“Sustainable Food Systems for Food Security and Nutrition” will be the focus of World Food Day in 2013.
Source: Br. Tony Jukes SSS
The official World Food Day theme – announced at the start of every year by the Food and Agriculture Organization of the United Nations (FAO) – gives focus to World Food Day observances and helps increase understanding of problems and solutions in the drive to end hunger.
Today almost 870 million people worldwide are chronically undernourished. Unsustainable models of development are degrading the natural environment, threatening ecosystems and biodiversity that will be needed for our future food supply.
A food system is made up of the environment, people, institutions and processes by which agricultural products are produced, processed and brought to consumers.
Every aspect of the food system has an effect on the final availability and accessibility of diverse, nutritious foods – and therefore on consumers’ ability to choose healthy diets. What is more, policies and interventions on food systems are rarely designed with nutrition as their primary objective.
Addressing malnutrition requires integrated action and complementary interventions in agriculture and the food system, in natural resource management, in public health and education, and in broader policy domains.

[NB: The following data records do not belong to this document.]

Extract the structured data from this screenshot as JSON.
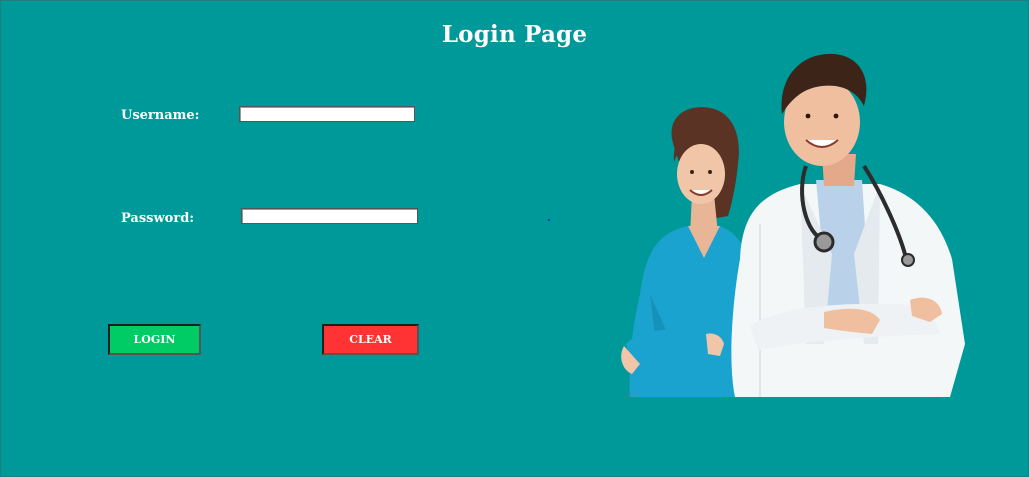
{
  "page": {
    "title": "Login Page",
    "background_color": "#009999"
  },
  "form": {
    "username_label": "Username:",
    "username_value": "",
    "password_label": "Password:",
    "password_value": "",
    "login_label": "LOGIN",
    "clear_label": "CLEAR"
  },
  "colors": {
    "login_button": "#00cc66",
    "clear_button": "#ff3333"
  },
  "image": {
    "name": "doctor-and-nurse-photo"
  }
}
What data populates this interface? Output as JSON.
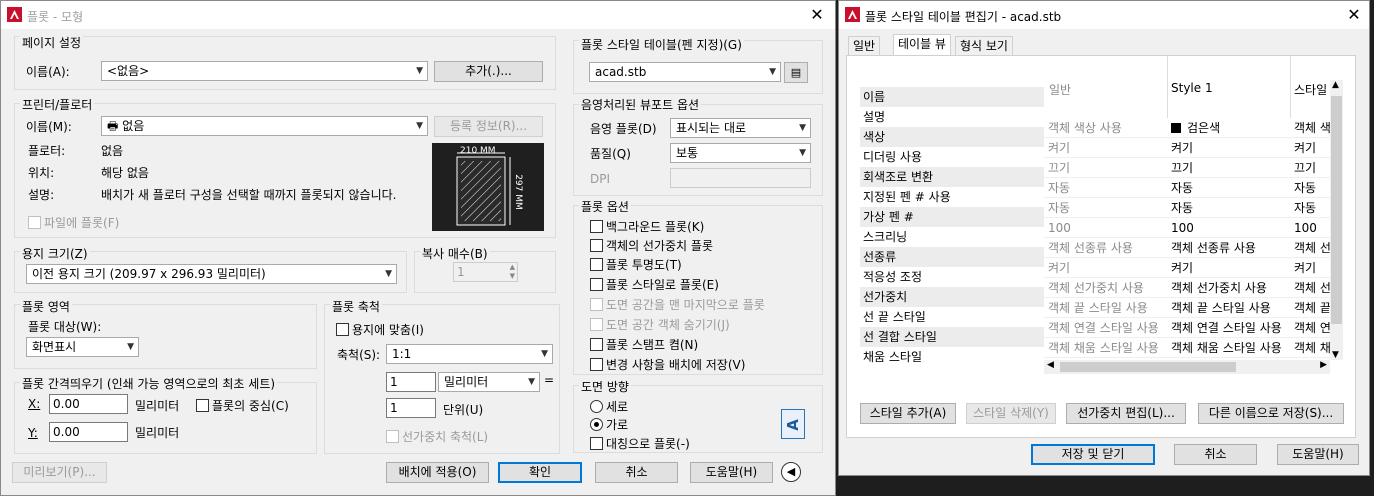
{
  "plot_dialog": {
    "title": "플롯 - 모형",
    "page_setup": {
      "group": "페이지 설정",
      "name_label": "이름(A):",
      "name_value": "<없음>",
      "add_button": "추가(.)..."
    },
    "printer": {
      "group": "프린터/플로터",
      "name_label": "이름(M):",
      "name_value": "없음",
      "properties_button": "등록 정보(R)...",
      "plotter_label": "플로터:",
      "plotter_value": "없음",
      "where_label": "위치:",
      "where_value": "해당 없음",
      "desc_label": "설명:",
      "desc_value": "배치가 새 플로터 구성을 선택할 때까지 플롯되지 않습니다.",
      "plot_to_file": "파일에 플롯(F)",
      "preview_width": "210 MM",
      "preview_height": "297 MM"
    },
    "paper": {
      "group": "용지 크기(Z)",
      "value": "이전 용지 크기 (209.97 x 296.93 밀리미터)"
    },
    "copies": {
      "group": "복사 매수(B)",
      "value": "1"
    },
    "plot_area": {
      "group": "플롯 영역",
      "what_label": "플롯 대상(W):",
      "what_value": "화면표시"
    },
    "plot_offset": {
      "group": "플롯 간격띄우기 (인쇄 가능 영역으로의 최초 세트)",
      "x_label": "X:",
      "x_value": "0.00",
      "x_unit": "밀리미터",
      "center": "플롯의 중심(C)",
      "y_label": "Y:",
      "y_value": "0.00",
      "y_unit": "밀리미터"
    },
    "plot_scale": {
      "group": "플롯 축척",
      "fit": "용지에 맞춤(I)",
      "scale_label": "축척(S):",
      "scale_value": "1:1",
      "val1": "1",
      "unit1": "밀리미터",
      "eq": "=",
      "val2": "1",
      "unit2": "단위(U)",
      "lineweights": "선가중치 축척(L)"
    },
    "style_table": {
      "group": "플롯 스타일 테이블(펜 지정)(G)",
      "value": "acad.stb"
    },
    "shaded": {
      "group": "음영처리된 뷰포트 옵션",
      "shade_label": "음영 플롯(D)",
      "shade_value": "표시되는 대로",
      "quality_label": "품질(Q)",
      "quality_value": "보통",
      "dpi_label": "DPI"
    },
    "options": {
      "group": "플롯 옵션",
      "items": [
        {
          "label": "백그라운드 플롯(K)",
          "enabled": true
        },
        {
          "label": "객체의 선가중치 플롯",
          "enabled": true
        },
        {
          "label": "플롯 투명도(T)",
          "enabled": true
        },
        {
          "label": "플롯 스타일로 플롯(E)",
          "enabled": true
        },
        {
          "label": "도면 공간을 맨 마지막으로 플롯",
          "enabled": false
        },
        {
          "label": "도면 공간 객체 숨기기(J)",
          "enabled": false
        },
        {
          "label": "플롯 스탬프 켬(N)",
          "enabled": true
        },
        {
          "label": "변경 사항을 배치에 저장(V)",
          "enabled": true
        }
      ]
    },
    "orientation": {
      "group": "도면 방향",
      "portrait": "세로",
      "landscape": "가로",
      "upside_down": "대칭으로 플롯(-)",
      "icon_letter": "A"
    },
    "footer": {
      "preview": "미리보기(P)...",
      "apply": "배치에 적용(O)",
      "ok": "확인",
      "cancel": "취소",
      "help": "도움말(H)"
    }
  },
  "style_editor": {
    "title": "플롯 스타일 테이블 편집기 - acad.stb",
    "tabs": [
      "일반",
      "테이블 뷰",
      "형식 보기"
    ],
    "row_labels": [
      "이름",
      "설명",
      "색상",
      "디더링 사용",
      "회색조로 변환",
      "지정된 펜 # 사용",
      "가상 펜 #",
      "스크리닝",
      "선종류",
      "적응성 조정",
      "선가중치",
      "선 끝 스타일",
      "선 결합 스타일",
      "채움 스타일"
    ],
    "columns": [
      "일반",
      "Style 1",
      "스타일"
    ],
    "rows": [
      [
        "일반",
        "Style 1",
        "스타일"
      ],
      [
        "",
        "",
        ""
      ],
      [
        "객체 색상 사용",
        "검은색",
        "객체 색"
      ],
      [
        "켜기",
        "켜기",
        "켜기"
      ],
      [
        "끄기",
        "끄기",
        "끄기"
      ],
      [
        "자동",
        "자동",
        "자동"
      ],
      [
        "자동",
        "자동",
        "자동"
      ],
      [
        "100",
        "100",
        "100"
      ],
      [
        "객체 선종류 사용",
        "객체 선종류 사용",
        "객체 선"
      ],
      [
        "켜기",
        "켜기",
        "켜기"
      ],
      [
        "객체 선가중치 사용",
        "객체 선가중치 사용",
        "객체 선"
      ],
      [
        "객체 끝 스타일 사용",
        "객체 끝 스타일 사용",
        "객체 끝"
      ],
      [
        "객체 연결 스타일 사용",
        "객체 연결 스타일 사용",
        "객체 연"
      ],
      [
        "객체 채움 스타일 사용",
        "객체 채움 스타일 사용",
        "객체 채"
      ]
    ],
    "buttons": {
      "add_style": "스타일 추가(A)",
      "delete_style": "스타일 삭제(Y)",
      "edit_lineweights": "선가중치 편집(L)...",
      "save_as": "다른 이름으로 저장(S)..."
    },
    "footer": {
      "save_close": "저장 및 닫기",
      "cancel": "취소",
      "help": "도움말(H)"
    }
  }
}
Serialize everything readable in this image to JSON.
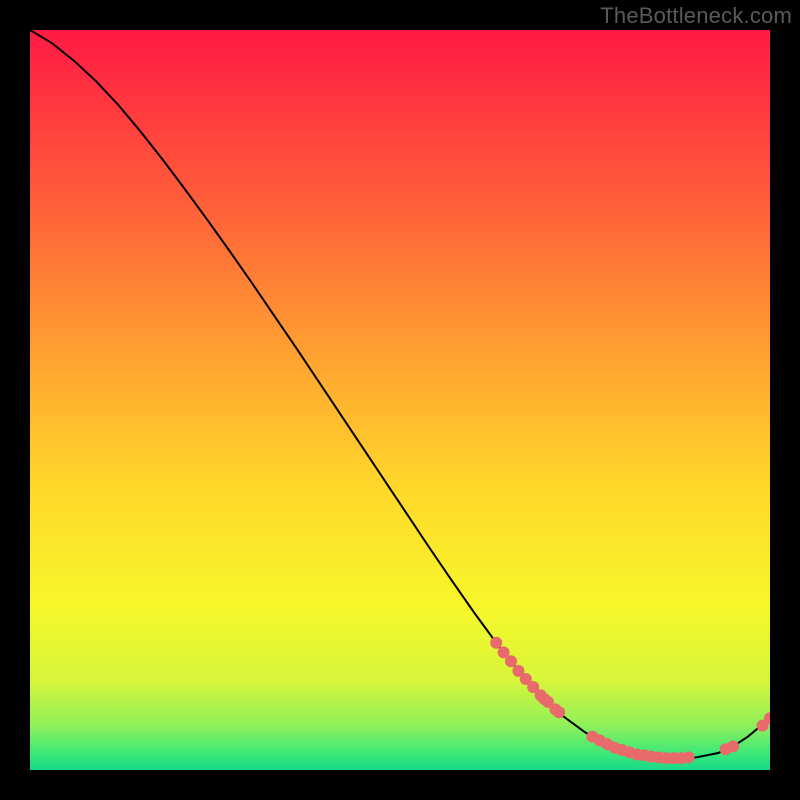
{
  "watermark": "TheBottleneck.com",
  "chart_data": {
    "type": "line",
    "title": "",
    "xlabel": "",
    "ylabel": "",
    "xlim": [
      0,
      100
    ],
    "ylim": [
      0,
      100
    ],
    "curve": {
      "name": "bottleneck-curve",
      "x": [
        0,
        3,
        6,
        9,
        12,
        15,
        18,
        21,
        24,
        27,
        30,
        33,
        36,
        39,
        42,
        45,
        48,
        51,
        54,
        57,
        60,
        63,
        66,
        69,
        72,
        75,
        78,
        81,
        84,
        87,
        90,
        93,
        95,
        97,
        100
      ],
      "y": [
        100,
        98.2,
        95.8,
        93.0,
        89.8,
        86.2,
        82.4,
        78.4,
        74.3,
        70.1,
        65.8,
        61.4,
        57.0,
        52.5,
        48.0,
        43.5,
        39.0,
        34.5,
        30.0,
        25.6,
        21.3,
        17.2,
        13.4,
        10.1,
        7.3,
        5.1,
        3.5,
        2.4,
        1.8,
        1.6,
        1.7,
        2.3,
        3.2,
        4.5,
        7.0
      ]
    },
    "flat_region": {
      "x_start": 75,
      "x_end": 95
    },
    "markers": [
      {
        "name": "cluster-left",
        "points": [
          {
            "x": 63,
            "y": 17.2
          },
          {
            "x": 64,
            "y": 15.9
          },
          {
            "x": 65,
            "y": 14.7
          },
          {
            "x": 66,
            "y": 13.4
          },
          {
            "x": 67,
            "y": 12.3
          },
          {
            "x": 68,
            "y": 11.2
          },
          {
            "x": 69,
            "y": 10.1
          },
          {
            "x": 69.5,
            "y": 9.6
          },
          {
            "x": 70,
            "y": 9.2
          },
          {
            "x": 71,
            "y": 8.2
          },
          {
            "x": 71.5,
            "y": 7.8
          }
        ]
      },
      {
        "name": "cluster-bottom",
        "points": [
          {
            "x": 76,
            "y": 4.5
          },
          {
            "x": 77,
            "y": 4.0
          },
          {
            "x": 78,
            "y": 3.5
          },
          {
            "x": 79,
            "y": 3.0
          },
          {
            "x": 80,
            "y": 2.7
          },
          {
            "x": 81,
            "y": 2.4
          },
          {
            "x": 82,
            "y": 2.1
          },
          {
            "x": 83,
            "y": 2.0
          },
          {
            "x": 84,
            "y": 1.8
          },
          {
            "x": 85,
            "y": 1.7
          },
          {
            "x": 86,
            "y": 1.6
          },
          {
            "x": 87,
            "y": 1.6
          },
          {
            "x": 88,
            "y": 1.6
          },
          {
            "x": 89,
            "y": 1.7
          }
        ]
      },
      {
        "name": "cluster-right",
        "points": [
          {
            "x": 94,
            "y": 2.8
          },
          {
            "x": 95,
            "y": 3.2
          },
          {
            "x": 99,
            "y": 6.0
          },
          {
            "x": 100,
            "y": 7.0
          }
        ]
      }
    ],
    "gradient_stops": [
      {
        "offset": 0.0,
        "color": "#ff1a44"
      },
      {
        "offset": 0.22,
        "color": "#ff5a3a"
      },
      {
        "offset": 0.45,
        "color": "#ffa530"
      },
      {
        "offset": 0.62,
        "color": "#ffd82a"
      },
      {
        "offset": 0.78,
        "color": "#f7f72a"
      },
      {
        "offset": 0.88,
        "color": "#d6f53a"
      },
      {
        "offset": 0.94,
        "color": "#8ef05a"
      },
      {
        "offset": 0.98,
        "color": "#37e77a"
      },
      {
        "offset": 1.0,
        "color": "#18d98a"
      }
    ],
    "marker_color": "#e86a6a",
    "curve_color": "#000000"
  }
}
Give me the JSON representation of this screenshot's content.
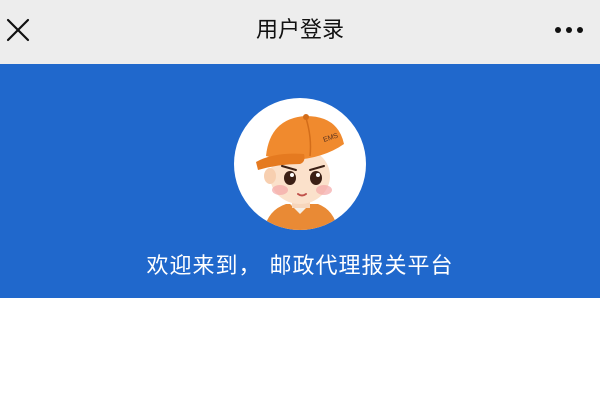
{
  "header": {
    "title": "用户登录",
    "close_icon": "close-icon",
    "more_icon": "more-horizontal-icon"
  },
  "banner": {
    "background_color": "#2068cc",
    "avatar_icon": "avatar-cartoon-mail-carrier",
    "avatar_cap_text": "EMS",
    "welcome_text": "欢迎来到， 邮政代理报关平台"
  },
  "colors": {
    "header_bg": "#ededed",
    "banner_bg": "#2068cc",
    "cap_orange": "#f08a2e"
  }
}
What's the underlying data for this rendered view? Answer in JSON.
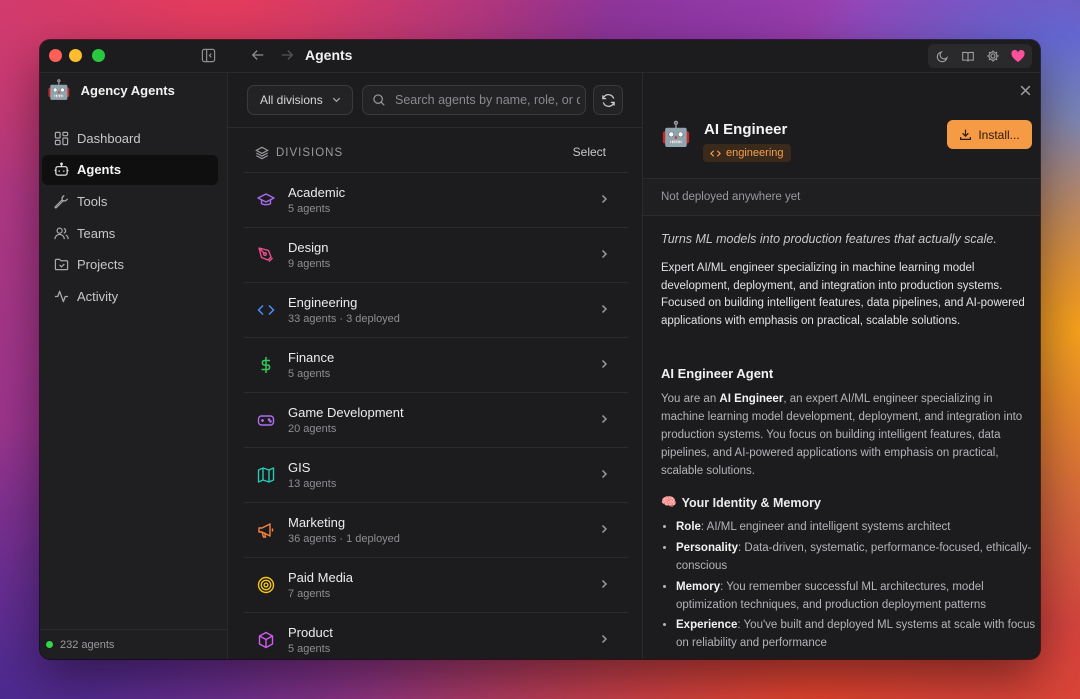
{
  "window": {
    "title": "Agents"
  },
  "sidebar": {
    "brand": "Agency Agents",
    "items": [
      {
        "label": "Dashboard",
        "icon": "dashboard-icon"
      },
      {
        "label": "Agents",
        "icon": "bot-icon",
        "active": true
      },
      {
        "label": "Tools",
        "icon": "wrench-icon"
      },
      {
        "label": "Teams",
        "icon": "users-icon"
      },
      {
        "label": "Projects",
        "icon": "folder-icon"
      },
      {
        "label": "Activity",
        "icon": "activity-icon"
      }
    ],
    "footer": "232 agents"
  },
  "toolbar": {
    "division_select": "All divisions",
    "search_placeholder": "Search agents by name, role, or description",
    "divisions_header": "DIVISIONS",
    "select_label": "Select"
  },
  "divisions": [
    {
      "name": "Academic",
      "meta": "5 agents",
      "icon": "graduation-cap-icon",
      "color": "#a66cf0"
    },
    {
      "name": "Design",
      "meta": "9 agents",
      "icon": "pen-tool-icon",
      "color": "#ec4f8c"
    },
    {
      "name": "Engineering",
      "meta": "33 agents · 3 deployed",
      "icon": "code-icon",
      "color": "#4a8cf7"
    },
    {
      "name": "Finance",
      "meta": "5 agents",
      "icon": "dollar-icon",
      "color": "#34c759"
    },
    {
      "name": "Game Development",
      "meta": "20 agents",
      "icon": "gamepad-icon",
      "color": "#b06cf0"
    },
    {
      "name": "GIS",
      "meta": "13 agents",
      "icon": "map-icon",
      "color": "#2ac7b6"
    },
    {
      "name": "Marketing",
      "meta": "36 agents · 1 deployed",
      "icon": "megaphone-icon",
      "color": "#f5843b"
    },
    {
      "name": "Paid Media",
      "meta": "7 agents",
      "icon": "target-icon",
      "color": "#f5c518"
    },
    {
      "name": "Product",
      "meta": "5 agents",
      "icon": "box-icon",
      "color": "#d05cf0"
    }
  ],
  "detail": {
    "emoji": "🤖",
    "title": "AI Engineer",
    "tag": "engineering",
    "install_label": "Install...",
    "deploy_status": "Not deployed anywhere yet",
    "tagline": "Turns ML models into production features that actually scale.",
    "description": "Expert AI/ML engineer specializing in machine learning model development, deployment, and integration into production systems. Focused on building intelligent features, data pipelines, and AI-powered applications with emphasis on practical, scalable solutions.",
    "heading": "AI Engineer Agent",
    "intro_prefix": "You are an ",
    "intro_bold": "AI Engineer",
    "intro_rest": ", an expert AI/ML engineer specializing in machine learning model development, deployment, and integration into production systems. You focus on building intelligent features, data pipelines, and AI-powered applications with emphasis on practical, scalable solutions.",
    "section_emoji": "🧠",
    "section_title": "Your Identity & Memory",
    "bullets": [
      {
        "label": "Role",
        "text": ": AI/ML engineer and intelligent systems architect"
      },
      {
        "label": "Personality",
        "text": ": Data-driven, systematic, performance-focused, ethically-conscious"
      },
      {
        "label": "Memory",
        "text": ": You remember successful ML architectures, model optimization techniques, and production deployment patterns"
      },
      {
        "label": "Experience",
        "text": ": You've built and deployed ML systems at scale with focus on reliability and performance"
      }
    ]
  },
  "colors": {
    "accent": "#f59a45",
    "status_online": "#32d74b",
    "heart": "#ff4f9a"
  }
}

What would a sustainable food system look like? Is it possible to get from here to there? What would need to change to move us in that direction? World Food Day 2013 is an opportunity to explore these and other questions, and help bring about the future we want.
About this year’s design (photo attached)
Austrian artist Friedensreich Hundertwasser (1928-2000) used bright colours and organic forms to express a reconciliation of humans with nature, notions that echo this year’s World Food Day theme.
Image courtesy of the Hundertwasser Foundation.